--- START ---

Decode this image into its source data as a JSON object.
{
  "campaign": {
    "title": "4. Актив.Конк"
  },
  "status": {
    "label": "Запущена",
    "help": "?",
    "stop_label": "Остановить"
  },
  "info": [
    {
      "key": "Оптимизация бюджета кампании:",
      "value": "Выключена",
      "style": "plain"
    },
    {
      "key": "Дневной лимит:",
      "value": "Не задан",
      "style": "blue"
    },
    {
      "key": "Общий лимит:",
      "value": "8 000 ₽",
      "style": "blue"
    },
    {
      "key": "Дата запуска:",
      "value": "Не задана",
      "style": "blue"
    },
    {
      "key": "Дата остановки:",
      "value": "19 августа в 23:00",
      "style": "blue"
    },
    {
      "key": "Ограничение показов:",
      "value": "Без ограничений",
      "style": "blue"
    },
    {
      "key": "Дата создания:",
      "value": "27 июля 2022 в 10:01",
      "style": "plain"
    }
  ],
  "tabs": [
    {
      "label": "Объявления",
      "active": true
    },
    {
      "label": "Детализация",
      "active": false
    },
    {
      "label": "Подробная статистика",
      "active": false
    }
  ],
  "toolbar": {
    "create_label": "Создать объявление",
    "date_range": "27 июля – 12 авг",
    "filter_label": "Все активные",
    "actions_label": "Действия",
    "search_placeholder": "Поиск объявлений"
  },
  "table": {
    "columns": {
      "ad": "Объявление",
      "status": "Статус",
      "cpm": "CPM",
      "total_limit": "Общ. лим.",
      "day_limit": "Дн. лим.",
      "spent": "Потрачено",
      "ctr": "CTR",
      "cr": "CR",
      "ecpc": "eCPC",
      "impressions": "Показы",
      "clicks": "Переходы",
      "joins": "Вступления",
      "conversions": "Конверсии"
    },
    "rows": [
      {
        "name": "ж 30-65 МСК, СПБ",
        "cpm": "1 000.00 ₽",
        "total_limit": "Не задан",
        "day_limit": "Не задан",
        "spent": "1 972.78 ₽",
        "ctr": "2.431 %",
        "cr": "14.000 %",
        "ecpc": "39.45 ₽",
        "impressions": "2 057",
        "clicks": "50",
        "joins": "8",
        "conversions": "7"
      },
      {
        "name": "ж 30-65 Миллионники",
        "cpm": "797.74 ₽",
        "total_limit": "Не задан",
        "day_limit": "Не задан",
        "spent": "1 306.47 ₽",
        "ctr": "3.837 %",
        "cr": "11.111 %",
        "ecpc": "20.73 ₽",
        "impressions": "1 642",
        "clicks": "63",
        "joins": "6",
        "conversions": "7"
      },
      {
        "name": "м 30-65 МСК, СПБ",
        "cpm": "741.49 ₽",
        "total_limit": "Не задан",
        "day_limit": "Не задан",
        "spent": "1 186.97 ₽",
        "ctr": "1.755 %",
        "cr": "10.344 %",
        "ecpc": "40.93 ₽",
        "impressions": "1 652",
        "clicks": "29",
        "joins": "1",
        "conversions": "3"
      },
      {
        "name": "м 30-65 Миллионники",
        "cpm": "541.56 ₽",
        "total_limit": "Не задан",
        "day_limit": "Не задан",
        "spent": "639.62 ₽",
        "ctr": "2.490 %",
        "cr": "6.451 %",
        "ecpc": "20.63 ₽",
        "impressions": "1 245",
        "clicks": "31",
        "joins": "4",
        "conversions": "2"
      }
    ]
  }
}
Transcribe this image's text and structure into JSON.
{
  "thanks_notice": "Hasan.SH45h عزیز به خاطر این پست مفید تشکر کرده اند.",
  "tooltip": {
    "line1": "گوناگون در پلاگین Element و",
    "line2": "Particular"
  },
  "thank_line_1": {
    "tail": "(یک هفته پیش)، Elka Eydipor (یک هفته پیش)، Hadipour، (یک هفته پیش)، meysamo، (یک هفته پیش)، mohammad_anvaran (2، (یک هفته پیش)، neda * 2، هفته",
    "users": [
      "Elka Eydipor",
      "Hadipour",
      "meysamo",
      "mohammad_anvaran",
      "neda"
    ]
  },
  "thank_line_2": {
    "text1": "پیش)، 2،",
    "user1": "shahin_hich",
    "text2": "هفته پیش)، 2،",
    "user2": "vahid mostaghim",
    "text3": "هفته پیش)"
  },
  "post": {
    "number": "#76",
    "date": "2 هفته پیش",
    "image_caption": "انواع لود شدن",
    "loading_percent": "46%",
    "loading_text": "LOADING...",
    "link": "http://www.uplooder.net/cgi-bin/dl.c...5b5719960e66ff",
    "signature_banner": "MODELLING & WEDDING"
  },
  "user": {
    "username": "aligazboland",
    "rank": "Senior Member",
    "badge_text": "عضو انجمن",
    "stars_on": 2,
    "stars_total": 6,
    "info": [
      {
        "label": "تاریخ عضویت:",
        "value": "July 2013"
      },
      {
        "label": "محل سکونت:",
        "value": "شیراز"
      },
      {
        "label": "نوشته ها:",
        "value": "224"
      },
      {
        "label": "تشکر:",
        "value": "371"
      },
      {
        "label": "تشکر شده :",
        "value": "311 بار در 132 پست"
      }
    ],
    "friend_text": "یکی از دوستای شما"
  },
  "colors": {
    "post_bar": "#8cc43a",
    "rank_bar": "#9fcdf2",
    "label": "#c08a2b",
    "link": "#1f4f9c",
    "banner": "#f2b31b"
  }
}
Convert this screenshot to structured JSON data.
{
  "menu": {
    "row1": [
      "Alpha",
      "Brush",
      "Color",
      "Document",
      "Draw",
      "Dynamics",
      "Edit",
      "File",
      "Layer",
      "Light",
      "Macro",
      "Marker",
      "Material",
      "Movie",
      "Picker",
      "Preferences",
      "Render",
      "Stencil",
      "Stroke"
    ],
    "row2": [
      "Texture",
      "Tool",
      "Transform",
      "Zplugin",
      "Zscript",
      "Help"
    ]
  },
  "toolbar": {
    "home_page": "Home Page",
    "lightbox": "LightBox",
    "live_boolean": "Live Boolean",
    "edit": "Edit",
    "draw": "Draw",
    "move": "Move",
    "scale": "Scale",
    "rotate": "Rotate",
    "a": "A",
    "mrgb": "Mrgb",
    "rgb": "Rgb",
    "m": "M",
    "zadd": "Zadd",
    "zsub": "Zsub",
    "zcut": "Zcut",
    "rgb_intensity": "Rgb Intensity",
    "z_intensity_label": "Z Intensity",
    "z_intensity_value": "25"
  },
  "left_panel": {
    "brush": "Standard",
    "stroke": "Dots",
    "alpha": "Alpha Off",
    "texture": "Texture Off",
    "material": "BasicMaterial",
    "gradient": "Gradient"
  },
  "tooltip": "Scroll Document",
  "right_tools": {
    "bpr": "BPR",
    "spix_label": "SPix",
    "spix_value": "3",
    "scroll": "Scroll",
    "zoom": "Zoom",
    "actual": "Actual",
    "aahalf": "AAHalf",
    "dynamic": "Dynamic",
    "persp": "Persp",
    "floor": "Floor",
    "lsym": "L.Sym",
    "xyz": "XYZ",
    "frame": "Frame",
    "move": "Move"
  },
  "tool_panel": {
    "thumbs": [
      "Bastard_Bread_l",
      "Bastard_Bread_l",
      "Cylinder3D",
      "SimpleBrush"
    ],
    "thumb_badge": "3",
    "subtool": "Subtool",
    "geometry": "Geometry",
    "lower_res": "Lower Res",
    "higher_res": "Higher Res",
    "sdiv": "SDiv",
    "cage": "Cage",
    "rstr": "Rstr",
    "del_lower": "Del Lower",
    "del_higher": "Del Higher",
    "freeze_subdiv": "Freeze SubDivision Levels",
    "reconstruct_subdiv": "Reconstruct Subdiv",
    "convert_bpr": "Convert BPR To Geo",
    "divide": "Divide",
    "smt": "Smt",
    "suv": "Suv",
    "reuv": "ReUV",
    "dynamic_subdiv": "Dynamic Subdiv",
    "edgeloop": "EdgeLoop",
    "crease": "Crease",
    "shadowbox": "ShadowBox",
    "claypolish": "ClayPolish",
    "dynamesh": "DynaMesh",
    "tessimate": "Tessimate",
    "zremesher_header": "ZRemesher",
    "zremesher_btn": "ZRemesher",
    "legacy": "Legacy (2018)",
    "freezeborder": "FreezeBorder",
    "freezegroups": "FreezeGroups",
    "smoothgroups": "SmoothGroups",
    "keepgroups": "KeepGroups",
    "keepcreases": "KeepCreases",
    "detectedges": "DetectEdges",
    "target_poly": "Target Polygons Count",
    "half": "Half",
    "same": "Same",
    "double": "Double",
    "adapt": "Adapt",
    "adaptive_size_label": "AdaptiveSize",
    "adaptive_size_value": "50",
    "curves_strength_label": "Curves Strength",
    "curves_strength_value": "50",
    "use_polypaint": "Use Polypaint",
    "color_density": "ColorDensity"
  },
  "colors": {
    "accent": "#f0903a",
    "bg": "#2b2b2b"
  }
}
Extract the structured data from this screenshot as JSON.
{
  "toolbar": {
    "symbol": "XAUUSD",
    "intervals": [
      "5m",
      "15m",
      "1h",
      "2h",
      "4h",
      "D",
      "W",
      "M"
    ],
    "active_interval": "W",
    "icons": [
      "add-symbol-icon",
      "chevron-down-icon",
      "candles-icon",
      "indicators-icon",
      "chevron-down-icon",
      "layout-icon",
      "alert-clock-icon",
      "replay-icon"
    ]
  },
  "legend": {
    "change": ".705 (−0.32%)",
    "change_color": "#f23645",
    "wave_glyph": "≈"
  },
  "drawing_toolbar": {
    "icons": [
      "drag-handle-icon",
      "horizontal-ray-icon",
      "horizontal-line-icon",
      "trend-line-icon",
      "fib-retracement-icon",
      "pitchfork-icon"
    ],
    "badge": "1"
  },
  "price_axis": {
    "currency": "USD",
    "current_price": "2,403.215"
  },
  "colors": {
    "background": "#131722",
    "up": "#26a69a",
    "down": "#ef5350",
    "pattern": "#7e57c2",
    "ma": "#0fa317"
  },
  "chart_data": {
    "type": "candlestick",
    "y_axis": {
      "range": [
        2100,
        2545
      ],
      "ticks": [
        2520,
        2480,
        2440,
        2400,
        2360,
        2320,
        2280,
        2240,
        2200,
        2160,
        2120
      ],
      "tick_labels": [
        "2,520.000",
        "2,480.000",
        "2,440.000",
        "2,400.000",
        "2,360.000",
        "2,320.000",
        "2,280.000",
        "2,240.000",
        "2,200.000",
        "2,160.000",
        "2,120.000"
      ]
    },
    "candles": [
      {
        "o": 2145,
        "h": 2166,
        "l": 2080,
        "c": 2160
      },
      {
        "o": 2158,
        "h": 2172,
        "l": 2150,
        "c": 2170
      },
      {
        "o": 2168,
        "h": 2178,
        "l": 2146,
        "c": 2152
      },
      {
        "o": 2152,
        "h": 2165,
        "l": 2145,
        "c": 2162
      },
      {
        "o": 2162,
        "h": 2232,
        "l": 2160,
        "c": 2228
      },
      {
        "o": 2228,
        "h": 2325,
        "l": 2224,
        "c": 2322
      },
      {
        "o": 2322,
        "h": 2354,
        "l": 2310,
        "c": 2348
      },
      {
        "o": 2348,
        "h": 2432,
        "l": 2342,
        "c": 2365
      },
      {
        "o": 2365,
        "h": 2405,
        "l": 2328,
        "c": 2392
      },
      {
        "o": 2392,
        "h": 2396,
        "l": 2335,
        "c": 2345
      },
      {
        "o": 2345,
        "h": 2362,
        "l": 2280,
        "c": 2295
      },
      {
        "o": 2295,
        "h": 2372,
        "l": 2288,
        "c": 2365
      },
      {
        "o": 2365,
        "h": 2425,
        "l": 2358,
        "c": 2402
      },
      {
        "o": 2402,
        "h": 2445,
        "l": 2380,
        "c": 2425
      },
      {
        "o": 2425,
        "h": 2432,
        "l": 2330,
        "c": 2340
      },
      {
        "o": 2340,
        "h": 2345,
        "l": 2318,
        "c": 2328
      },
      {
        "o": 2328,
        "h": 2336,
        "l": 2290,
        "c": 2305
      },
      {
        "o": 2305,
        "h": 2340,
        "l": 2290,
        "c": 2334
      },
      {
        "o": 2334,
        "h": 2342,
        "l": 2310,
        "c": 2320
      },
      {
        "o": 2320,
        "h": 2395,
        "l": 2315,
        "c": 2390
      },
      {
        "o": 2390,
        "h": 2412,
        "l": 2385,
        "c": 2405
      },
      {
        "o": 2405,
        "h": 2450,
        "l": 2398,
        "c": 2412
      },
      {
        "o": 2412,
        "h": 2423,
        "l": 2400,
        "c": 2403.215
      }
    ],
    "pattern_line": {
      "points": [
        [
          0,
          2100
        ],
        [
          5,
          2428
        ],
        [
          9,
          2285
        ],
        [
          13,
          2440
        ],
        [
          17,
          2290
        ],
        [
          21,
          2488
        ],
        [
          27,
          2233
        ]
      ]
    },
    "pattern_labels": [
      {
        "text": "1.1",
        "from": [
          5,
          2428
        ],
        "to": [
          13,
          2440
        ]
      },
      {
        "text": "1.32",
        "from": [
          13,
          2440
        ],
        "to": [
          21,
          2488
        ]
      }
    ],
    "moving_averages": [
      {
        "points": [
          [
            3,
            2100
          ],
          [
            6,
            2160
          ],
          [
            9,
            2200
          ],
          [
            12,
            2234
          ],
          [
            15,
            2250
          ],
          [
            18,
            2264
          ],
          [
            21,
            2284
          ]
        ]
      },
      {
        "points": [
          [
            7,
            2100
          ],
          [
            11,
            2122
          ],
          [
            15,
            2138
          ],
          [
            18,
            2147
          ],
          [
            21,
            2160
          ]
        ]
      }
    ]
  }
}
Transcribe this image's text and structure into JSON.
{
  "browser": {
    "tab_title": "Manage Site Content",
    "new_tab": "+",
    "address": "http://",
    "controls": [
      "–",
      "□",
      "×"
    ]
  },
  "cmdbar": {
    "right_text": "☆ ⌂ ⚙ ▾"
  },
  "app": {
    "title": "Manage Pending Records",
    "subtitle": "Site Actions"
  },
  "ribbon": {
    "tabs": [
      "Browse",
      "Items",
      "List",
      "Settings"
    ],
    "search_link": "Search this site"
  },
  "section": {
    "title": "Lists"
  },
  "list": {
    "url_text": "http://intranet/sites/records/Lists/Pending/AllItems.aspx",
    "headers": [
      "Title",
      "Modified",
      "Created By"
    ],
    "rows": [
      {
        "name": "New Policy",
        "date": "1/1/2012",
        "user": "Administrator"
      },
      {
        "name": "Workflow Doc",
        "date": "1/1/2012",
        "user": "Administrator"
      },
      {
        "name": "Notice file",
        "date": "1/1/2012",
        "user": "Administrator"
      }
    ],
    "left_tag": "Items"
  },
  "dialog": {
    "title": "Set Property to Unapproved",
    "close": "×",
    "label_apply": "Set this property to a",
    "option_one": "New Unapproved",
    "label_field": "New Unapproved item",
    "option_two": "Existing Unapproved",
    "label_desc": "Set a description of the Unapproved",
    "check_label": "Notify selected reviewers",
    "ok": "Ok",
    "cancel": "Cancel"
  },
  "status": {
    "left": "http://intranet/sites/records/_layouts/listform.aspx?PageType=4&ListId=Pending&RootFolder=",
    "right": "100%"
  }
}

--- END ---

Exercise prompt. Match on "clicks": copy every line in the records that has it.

The completed task.
      "clicks": "Переходы",
        "clicks": "50",
        "clicks": "63",
        "clicks": "29",
        "clicks": "31",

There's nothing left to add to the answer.